[Task instructions]: From the listing below, count the lines where the string "chevron" occurs. Give the number, with no other words.
-- Source material follows --
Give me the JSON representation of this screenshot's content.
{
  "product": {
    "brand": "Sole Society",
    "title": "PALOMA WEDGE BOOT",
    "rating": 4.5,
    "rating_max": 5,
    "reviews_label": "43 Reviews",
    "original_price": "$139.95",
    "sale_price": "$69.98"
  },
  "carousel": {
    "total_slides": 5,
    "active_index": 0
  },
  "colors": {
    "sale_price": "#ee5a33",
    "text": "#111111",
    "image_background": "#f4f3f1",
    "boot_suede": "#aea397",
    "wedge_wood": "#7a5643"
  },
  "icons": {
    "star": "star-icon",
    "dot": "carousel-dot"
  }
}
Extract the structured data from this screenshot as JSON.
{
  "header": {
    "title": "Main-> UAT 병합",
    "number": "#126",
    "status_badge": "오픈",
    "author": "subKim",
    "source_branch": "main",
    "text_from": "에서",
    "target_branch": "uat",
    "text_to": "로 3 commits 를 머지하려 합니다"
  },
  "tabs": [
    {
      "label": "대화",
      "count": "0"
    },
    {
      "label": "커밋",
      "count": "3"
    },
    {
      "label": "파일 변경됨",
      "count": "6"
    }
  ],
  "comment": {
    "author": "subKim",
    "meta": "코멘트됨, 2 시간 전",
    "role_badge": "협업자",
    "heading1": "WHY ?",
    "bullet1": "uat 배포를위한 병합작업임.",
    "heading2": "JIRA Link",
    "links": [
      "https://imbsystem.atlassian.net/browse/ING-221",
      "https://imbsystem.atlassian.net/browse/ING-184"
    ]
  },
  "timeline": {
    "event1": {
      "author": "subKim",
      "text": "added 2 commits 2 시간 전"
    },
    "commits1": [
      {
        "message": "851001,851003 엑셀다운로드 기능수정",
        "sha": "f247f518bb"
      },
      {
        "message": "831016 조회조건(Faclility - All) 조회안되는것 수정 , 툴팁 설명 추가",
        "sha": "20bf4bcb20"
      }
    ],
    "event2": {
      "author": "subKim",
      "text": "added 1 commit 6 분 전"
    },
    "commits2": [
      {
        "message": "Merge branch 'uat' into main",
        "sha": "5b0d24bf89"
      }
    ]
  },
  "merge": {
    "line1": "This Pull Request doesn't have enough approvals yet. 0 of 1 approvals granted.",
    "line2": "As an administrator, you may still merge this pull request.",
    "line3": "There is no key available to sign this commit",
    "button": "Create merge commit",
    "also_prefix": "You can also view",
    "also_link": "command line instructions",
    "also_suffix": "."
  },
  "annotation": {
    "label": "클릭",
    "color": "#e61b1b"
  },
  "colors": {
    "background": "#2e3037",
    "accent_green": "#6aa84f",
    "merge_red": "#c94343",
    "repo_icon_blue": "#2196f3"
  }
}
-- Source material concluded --
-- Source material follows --
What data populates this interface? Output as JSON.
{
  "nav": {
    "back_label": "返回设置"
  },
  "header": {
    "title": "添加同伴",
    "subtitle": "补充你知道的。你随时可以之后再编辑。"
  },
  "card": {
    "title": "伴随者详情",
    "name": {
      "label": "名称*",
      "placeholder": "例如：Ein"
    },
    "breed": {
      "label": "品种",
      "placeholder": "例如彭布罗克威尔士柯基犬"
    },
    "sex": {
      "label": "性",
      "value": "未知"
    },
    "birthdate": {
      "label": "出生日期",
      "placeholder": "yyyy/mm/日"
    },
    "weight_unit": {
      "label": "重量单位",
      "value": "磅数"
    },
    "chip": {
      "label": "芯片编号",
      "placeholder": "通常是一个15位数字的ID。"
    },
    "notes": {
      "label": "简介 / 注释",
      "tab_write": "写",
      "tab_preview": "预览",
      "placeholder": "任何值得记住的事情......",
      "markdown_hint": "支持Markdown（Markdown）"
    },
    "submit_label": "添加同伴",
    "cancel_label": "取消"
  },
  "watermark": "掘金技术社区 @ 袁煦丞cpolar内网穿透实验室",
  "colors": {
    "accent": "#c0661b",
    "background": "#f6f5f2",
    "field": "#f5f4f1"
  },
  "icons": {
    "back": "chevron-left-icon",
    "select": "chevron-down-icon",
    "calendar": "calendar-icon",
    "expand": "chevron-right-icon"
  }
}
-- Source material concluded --
[Response box]: 3